_EXERCISE REQUIREMENTS_.
From the first line to the last, write out the records exactly, leaving the pictures behind.

*** DATASET ENTRIES Section Begins ***

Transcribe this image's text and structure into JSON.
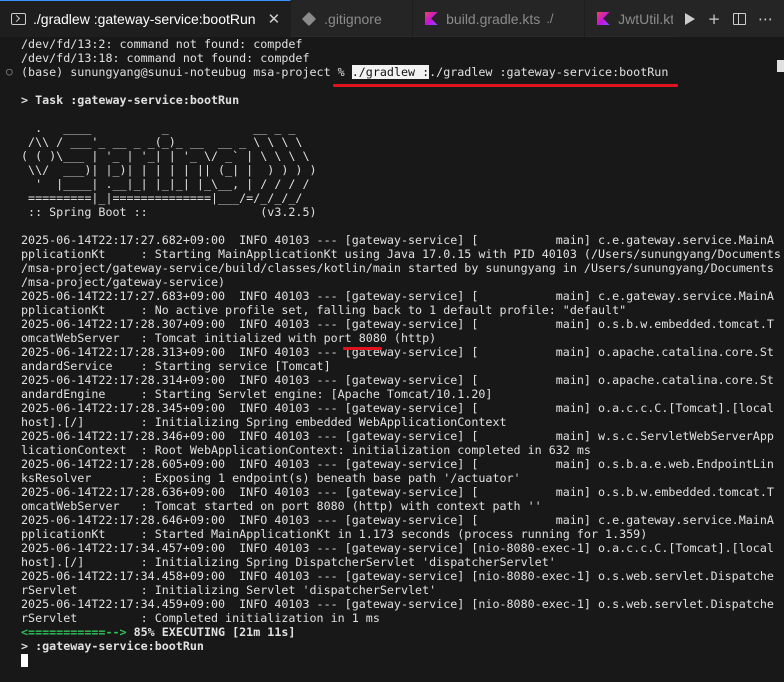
{
  "tabs": [
    {
      "label": "./gradlew :gateway-service:bootRun",
      "icon": "terminal-icon",
      "active": true,
      "close": "✕"
    },
    {
      "label": ".gitignore",
      "icon": "git-icon",
      "active": false
    },
    {
      "label": "build.gradle.kts",
      "desc": "./",
      "icon": "kotlin-icon",
      "active": false
    },
    {
      "label": "JwtUtil.kt",
      "icon": "kotlin-icon",
      "active": false
    }
  ],
  "actions": {
    "add": "+"
  },
  "terminal": {
    "lines": [
      "/dev/fd/13:2: command not found: compdef",
      "/dev/fd/13:18: command not found: compdef"
    ],
    "prompt": {
      "env": "(base) sunungyang@sunui-noteubug msa-project % ",
      "selected": "./gradlew :",
      "rest": "./gradlew :gateway-service:bootRun"
    },
    "task": "> Task :gateway-service:bootRun",
    "banner": [
      "  .   ____          _            __ _ _",
      " /\\\\ / ___'_ __ _ _(_)_ __  __ _ \\ \\ \\ \\",
      "( ( )\\___ | '_ | '_| | '_ \\/ _` | \\ \\ \\ \\",
      " \\\\/  ___)| |_)| | | | | || (_| |  ) ) ) )",
      "  '  |____| .__|_| |_|_| |_\\__, | / / / /",
      " =========|_|==============|___/=/_/_/_/",
      " :: Spring Boot ::                (v3.2.5)"
    ],
    "log": [
      "2025-06-14T22:17:27.682+09:00  INFO 40103 --- [gateway-service] [           main] c.e.gateway.service.MainA",
      "pplicationKt     : Starting MainApplicationKt using Java 17.0.15 with PID 40103 (/Users/sunungyang/Documents",
      "/msa-project/gateway-service/build/classes/kotlin/main started by sunungyang in /Users/sunungyang/Documents",
      "/msa-project/gateway-service)",
      "2025-06-14T22:17:27.683+09:00  INFO 40103 --- [gateway-service] [           main] c.e.gateway.service.MainA",
      "pplicationKt     : No active profile set, falling back to 1 default profile: \"default\"",
      "2025-06-14T22:17:28.307+09:00  INFO 40103 --- [gateway-service] [           main] o.s.b.w.embedded.tomcat.T",
      "omcatWebServer   : Tomcat initialized with port 8080 (http)",
      "2025-06-14T22:17:28.313+09:00  INFO 40103 --- [gateway-service] [           main] o.apache.catalina.core.St",
      "andardService    : Starting service [Tomcat]",
      "2025-06-14T22:17:28.314+09:00  INFO 40103 --- [gateway-service] [           main] o.apache.catalina.core.St",
      "andardEngine     : Starting Servlet engine: [Apache Tomcat/10.1.20]",
      "2025-06-14T22:17:28.345+09:00  INFO 40103 --- [gateway-service] [           main] o.a.c.c.C.[Tomcat].[local",
      "host].[/]        : Initializing Spring embedded WebApplicationContext",
      "2025-06-14T22:17:28.346+09:00  INFO 40103 --- [gateway-service] [           main] w.s.c.ServletWebServerApp",
      "licationContext  : Root WebApplicationContext: initialization completed in 632 ms",
      "2025-06-14T22:17:28.605+09:00  INFO 40103 --- [gateway-service] [           main] o.s.b.a.e.web.EndpointLin",
      "ksResolver       : Exposing 1 endpoint(s) beneath base path '/actuator'",
      "2025-06-14T22:17:28.636+09:00  INFO 40103 --- [gateway-service] [           main] o.s.b.w.embedded.tomcat.T",
      "omcatWebServer   : Tomcat started on port 8080 (http) with context path ''",
      "2025-06-14T22:17:28.646+09:00  INFO 40103 --- [gateway-service] [           main] c.e.gateway.service.MainA",
      "pplicationKt     : Started MainApplicationKt in 1.173 seconds (process running for 1.359)",
      "2025-06-14T22:17:34.457+09:00  INFO 40103 --- [gateway-service] [nio-8080-exec-1] o.a.c.c.C.[Tomcat].[local",
      "host].[/]        : Initializing Spring DispatcherServlet 'dispatcherServlet'",
      "2025-06-14T22:17:34.458+09:00  INFO 40103 --- [gateway-service] [nio-8080-exec-1] o.s.web.servlet.Dispatche",
      "rServlet         : Initializing Servlet 'dispatcherServlet'",
      "2025-06-14T22:17:34.459+09:00  INFO 40103 --- [gateway-service] [nio-8080-exec-1] o.s.web.servlet.Dispatche",
      "rServlet         : Completed initialization in 1 ms"
    ],
    "progress": {
      "bar": "<===========--> ",
      "text": "85% EXECUTING [21m 11s]"
    },
    "current_task": "> :gateway-service:bootRun"
  },
  "colors": {
    "underline": "#e0141e",
    "progress": "#2fc35a",
    "active_tab_border": "#3794ff"
  }
}
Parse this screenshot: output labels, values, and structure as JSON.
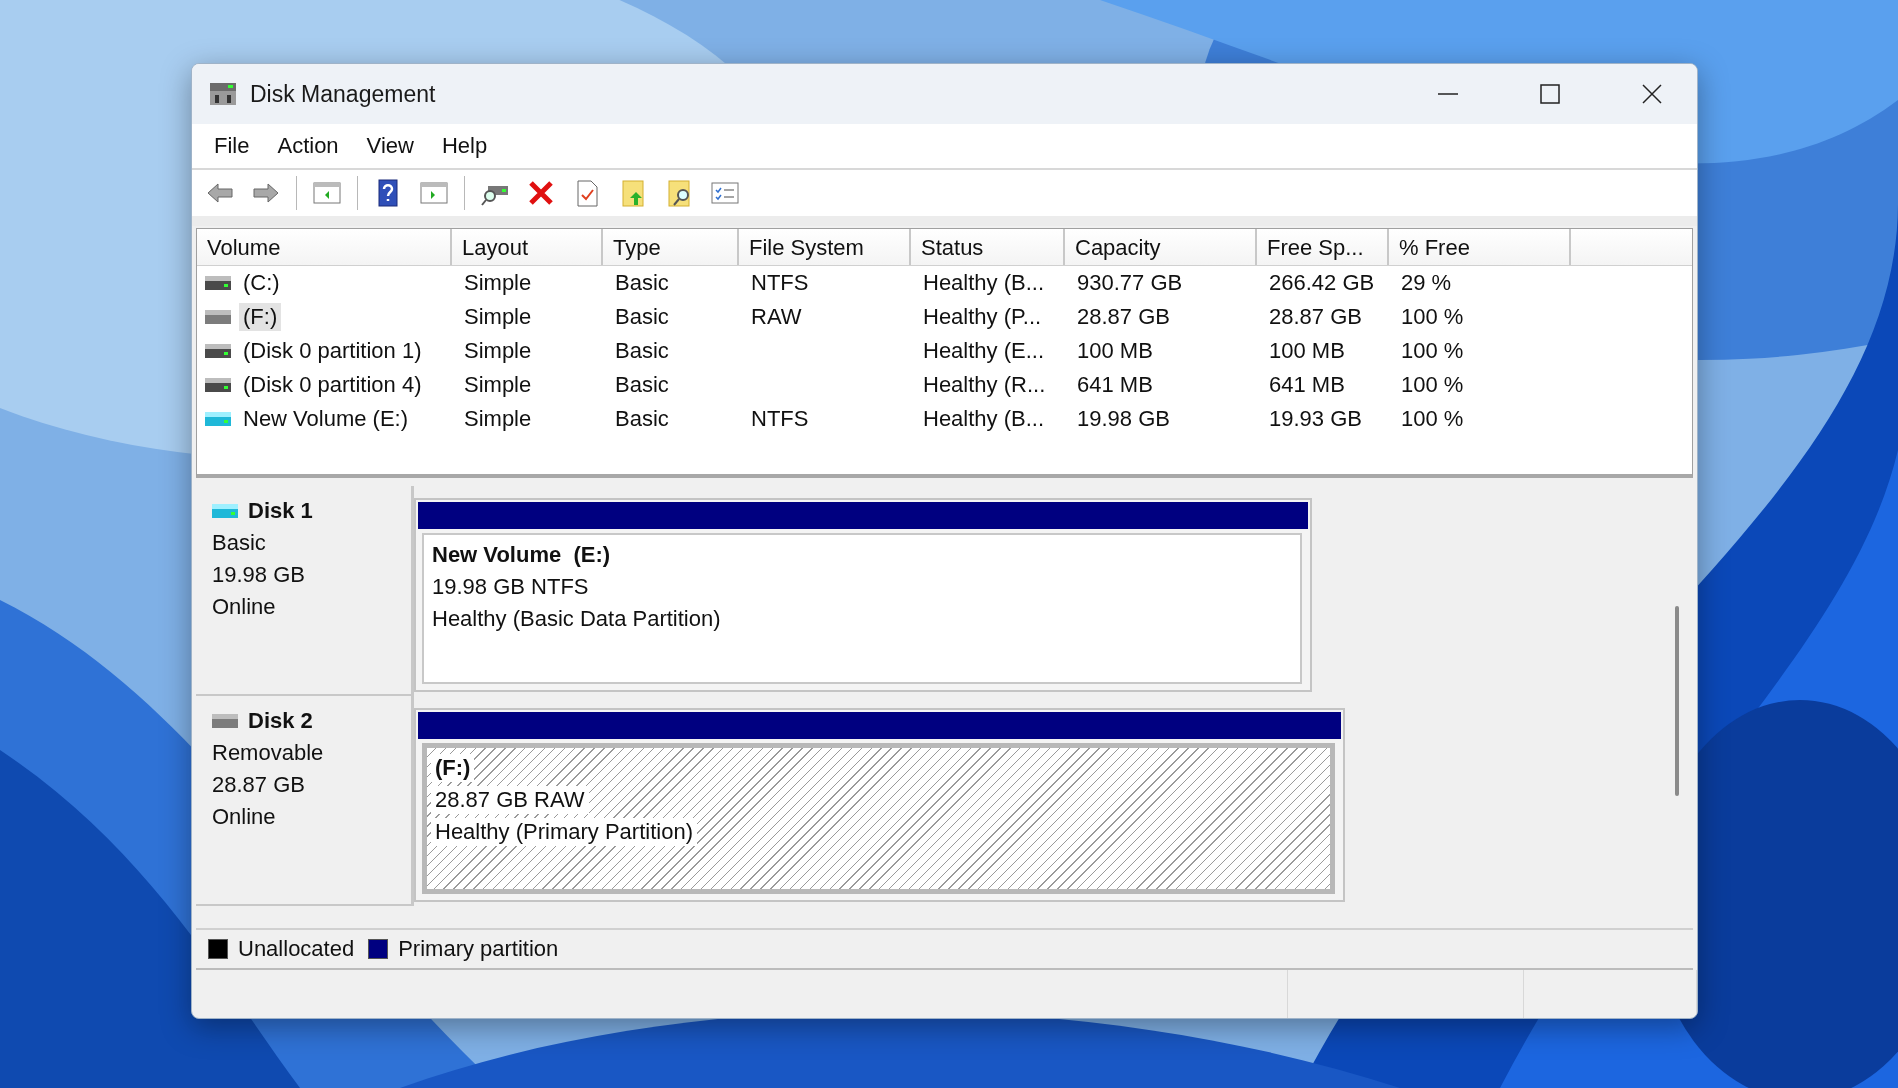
{
  "window": {
    "title": "Disk Management"
  },
  "menu": [
    "File",
    "Action",
    "View",
    "Help"
  ],
  "table": {
    "columns": [
      "Volume",
      "Layout",
      "Type",
      "File System",
      "Status",
      "Capacity",
      "Free Sp...",
      "% Free"
    ],
    "rows": [
      {
        "kind": "fixed",
        "selected": false,
        "cells": [
          "(C:)",
          "Simple",
          "Basic",
          "NTFS",
          "Healthy (B...",
          "930.77 GB",
          "266.42 GB",
          "29 %"
        ]
      },
      {
        "kind": "removable",
        "selected": true,
        "cells": [
          "(F:)",
          "Simple",
          "Basic",
          "RAW",
          "Healthy (P...",
          "28.87 GB",
          "28.87 GB",
          "100 %"
        ]
      },
      {
        "kind": "fixed",
        "selected": false,
        "cells": [
          "(Disk 0 partition 1)",
          "Simple",
          "Basic",
          "",
          "Healthy (E...",
          "100 MB",
          "100 MB",
          "100 %"
        ]
      },
      {
        "kind": "fixed",
        "selected": false,
        "cells": [
          "(Disk 0 partition 4)",
          "Simple",
          "Basic",
          "",
          "Healthy (R...",
          "641 MB",
          "641 MB",
          "100 %"
        ]
      },
      {
        "kind": "virtual",
        "selected": false,
        "cells": [
          "New Volume (E:)",
          "Simple",
          "Basic",
          "NTFS",
          "Healthy (B...",
          "19.98 GB",
          "19.93 GB",
          "100 %"
        ]
      }
    ]
  },
  "disks": [
    {
      "name": "Disk 1",
      "kind": "virtual",
      "type": "Basic",
      "size": "19.98 GB",
      "status": "Online",
      "partitions": [
        {
          "name": "New Volume  (E:)",
          "detail": "19.98 GB NTFS",
          "health": "Healthy (Basic Data Partition)",
          "selected": false
        }
      ]
    },
    {
      "name": "Disk 2",
      "kind": "removable",
      "type": "Removable",
      "size": "28.87 GB",
      "status": "Online",
      "partitions": [
        {
          "name": "(F:)",
          "detail": "28.87 GB RAW",
          "health": "Healthy (Primary Partition)",
          "selected": true
        }
      ]
    }
  ],
  "legend": [
    {
      "label": "Unallocated",
      "color": "#000000"
    },
    {
      "label": "Primary partition",
      "color": "#000080"
    }
  ]
}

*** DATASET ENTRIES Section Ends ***

_OUTPUT OF THE EXERCISE_.
Transcribe this image's text and structure into JSON.
{
  "tabs": [
    {
      "label": "./gradlew :gateway-service:bootRun",
      "icon": "terminal-icon",
      "active": true,
      "close": "✕"
    },
    {
      "label": ".gitignore",
      "icon": "git-icon",
      "active": false
    },
    {
      "label": "build.gradle.kts",
      "desc": "./",
      "icon": "kotlin-icon",
      "active": false
    },
    {
      "label": "JwtUtil.kt",
      "icon": "kotlin-icon",
      "active": false
    }
  ],
  "actions": {
    "add": "+"
  },
  "terminal": {
    "lines": [
      "/dev/fd/13:2: command not found: compdef",
      "/dev/fd/13:18: command not found: compdef"
    ],
    "prompt": {
      "env": "(base) sunungyang@sunui-noteubug msa-project % ",
      "selected": "./gradlew :",
      "rest": "./gradlew :gateway-service:bootRun"
    },
    "task": "> Task :gateway-service:bootRun",
    "banner": [
      "  .   ____          _            __ _ _",
      " /\\\\ / ___'_ __ _ _(_)_ __  __ _ \\ \\ \\ \\",
      "( ( )\\___ | '_ | '_| | '_ \\/ _` | \\ \\ \\ \\",
      " \\\\/  ___)| |_)| | | | | || (_| |  ) ) ) )",
      "  '  |____| .__|_| |_|_| |_\\__, | / / / /",
      " =========|_|==============|___/=/_/_/_/",
      " :: Spring Boot ::                (v3.2.5)"
    ],
    "log": [
      "2025-06-14T22:17:27.682+09:00  INFO 40103 --- [gateway-service] [           main] c.e.gateway.service.MainA",
      "pplicationKt     : Starting MainApplicationKt using Java 17.0.15 with PID 40103 (/Users/sunungyang/Documents",
      "/msa-project/gateway-service/build/classes/kotlin/main started by sunungyang in /Users/sunungyang/Documents",
      "/msa-project/gateway-service)",
      "2025-06-14T22:17:27.683+09:00  INFO 40103 --- [gateway-service] [           main] c.e.gateway.service.MainA",
      "pplicationKt     : No active profile set, falling back to 1 default profile: \"default\"",
      "2025-06-14T22:17:28.307+09:00  INFO 40103 --- [gateway-service] [           main] o.s.b.w.embedded.tomcat.T",
      "omcatWebServer   : Tomcat initialized with port 8080 (http)",
      "2025-06-14T22:17:28.313+09:00  INFO 40103 --- [gateway-service] [           main] o.apache.catalina.core.St",
      "andardService    : Starting service [Tomcat]",
      "2025-06-14T22:17:28.314+09:00  INFO 40103 --- [gateway-service] [           main] o.apache.catalina.core.St",
      "andardEngine     : Starting Servlet engine: [Apache Tomcat/10.1.20]",
      "2025-06-14T22:17:28.345+09:00  INFO 40103 --- [gateway-service] [           main] o.a.c.c.C.[Tomcat].[local",
      "host].[/]        : Initializing Spring embedded WebApplicationContext",
      "2025-06-14T22:17:28.346+09:00  INFO 40103 --- [gateway-service] [           main] w.s.c.ServletWebServerApp",
      "licationContext  : Root WebApplicationContext: initialization completed in 632 ms",
      "2025-06-14T22:17:28.605+09:00  INFO 40103 --- [gateway-service] [           main] o.s.b.a.e.web.EndpointLin",
      "ksResolver       : Exposing 1 endpoint(s) beneath base path '/actuator'",
      "2025-06-14T22:17:28.636+09:00  INFO 40103 --- [gateway-service] [           main] o.s.b.w.embedded.tomcat.T",
      "omcatWebServer   : Tomcat started on port 8080 (http) with context path ''",
      "2025-06-14T22:17:28.646+09:00  INFO 40103 --- [gateway-service] [           main] c.e.gateway.service.MainA",
      "pplicationKt     : Started MainApplicationKt in 1.173 seconds (process running for 1.359)",
      "2025-06-14T22:17:34.457+09:00  INFO 40103 --- [gateway-service] [nio-8080-exec-1] o.a.c.c.C.[Tomcat].[local",
      "host].[/]        : Initializing Spring DispatcherServlet 'dispatcherServlet'",
      "2025-06-14T22:17:34.458+09:00  INFO 40103 --- [gateway-service] [nio-8080-exec-1] o.s.web.servlet.Dispatche",
      "rServlet         : Initializing Servlet 'dispatcherServlet'",
      "2025-06-14T22:17:34.459+09:00  INFO 40103 --- [gateway-service] [nio-8080-exec-1] o.s.web.servlet.Dispatche",
      "rServlet         : Completed initialization in 1 ms"
    ],
    "progress": {
      "bar": "<===========--> ",
      "text": "85% EXECUTING [21m 11s]"
    },
    "current_task": "> :gateway-service:bootRun"
  },
  "colors": {
    "underline": "#e0141e",
    "progress": "#2fc35a",
    "active_tab_border": "#3794ff"
  }
}
Parse this screenshot: output labels, values, and structure as JSON.
{
  "window": {
    "title": "Disk Management"
  },
  "menu": [
    "File",
    "Action",
    "View",
    "Help"
  ],
  "table": {
    "columns": [
      "Volume",
      "Layout",
      "Type",
      "File System",
      "Status",
      "Capacity",
      "Free Sp...",
      "% Free"
    ],
    "rows": [
      {
        "kind": "fixed",
        "selected": false,
        "cells": [
          "(C:)",
          "Simple",
          "Basic",
          "NTFS",
          "Healthy (B...",
          "930.77 GB",
          "266.42 GB",
          "29 %"
        ]
      },
      {
        "kind": "removable",
        "selected": true,
        "cells": [
          "(F:)",
          "Simple",
          "Basic",
          "RAW",
          "Healthy (P...",
          "28.87 GB",
          "28.87 GB",
          "100 %"
        ]
      },
      {
        "kind": "fixed",
        "selected": false,
        "cells": [
          "(Disk 0 partition 1)",
          "Simple",
          "Basic",
          "",
          "Healthy (E...",
          "100 MB",
          "100 MB",
          "100 %"
        ]
      },
      {
        "kind": "fixed",
        "selected": false,
        "cells": [
          "(Disk 0 partition 4)",
          "Simple",
          "Basic",
          "",
          "Healthy (R...",
          "641 MB",
          "641 MB",
          "100 %"
        ]
      },
      {
        "kind": "virtual",
        "selected": false,
        "cells": [
          "New Volume (E:)",
          "Simple",
          "Basic",
          "NTFS",
          "Healthy (B...",
          "19.98 GB",
          "19.93 GB",
          "100 %"
        ]
      }
    ]
  },
  "disks": [
    {
      "name": "Disk 1",
      "kind": "virtual",
      "type": "Basic",
      "size": "19.98 GB",
      "status": "Online",
      "partitions": [
        {
          "name": "New Volume  (E:)",
          "detail": "19.98 GB NTFS",
          "health": "Healthy (Basic Data Partition)",
          "selected": false
        }
      ]
    },
    {
      "name": "Disk 2",
      "kind": "removable",
      "type": "Removable",
      "size": "28.87 GB",
      "status": "Online",
      "partitions": [
        {
          "name": "(F:)",
          "detail": "28.87 GB RAW",
          "health": "Healthy (Primary Partition)",
          "selected": true
        }
      ]
    }
  ],
  "legend": [
    {
      "label": "Unallocated",
      "color": "#000000"
    },
    {
      "label": "Primary partition",
      "color": "#000080"
    }
  ]
}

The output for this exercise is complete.